> _INPUT RECORDS_
┌──
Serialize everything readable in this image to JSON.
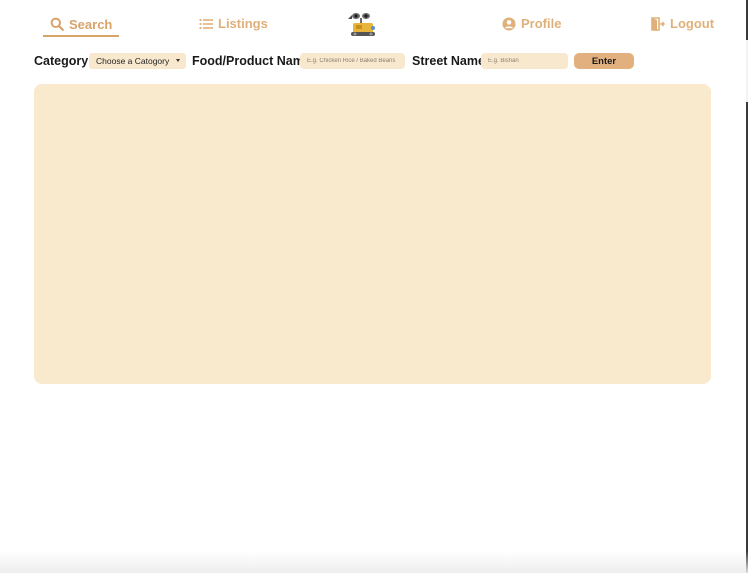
{
  "nav": {
    "search_label": "Search",
    "listings_label": "Listings",
    "profile_label": "Profile",
    "logout_label": "Logout",
    "active": "search",
    "accent_color": "#e0b07a"
  },
  "filters": {
    "category_label": "Category",
    "category_selected": "Choose a Catogory",
    "food_label": "Food/Product Name",
    "food_placeholder": "E.g. Chicken Rice / Baked Beans",
    "street_label": "Street Name",
    "street_placeholder": "E.g. Bishan",
    "enter_label": "Enter"
  },
  "colors": {
    "panel_bg": "#f9e9cd",
    "button_bg": "#e2b07f"
  }
}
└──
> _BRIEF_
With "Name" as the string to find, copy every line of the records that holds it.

> _COMPLETED TASK_
    "food_label": "Food/Product Name",
    "street_label": "Street Name",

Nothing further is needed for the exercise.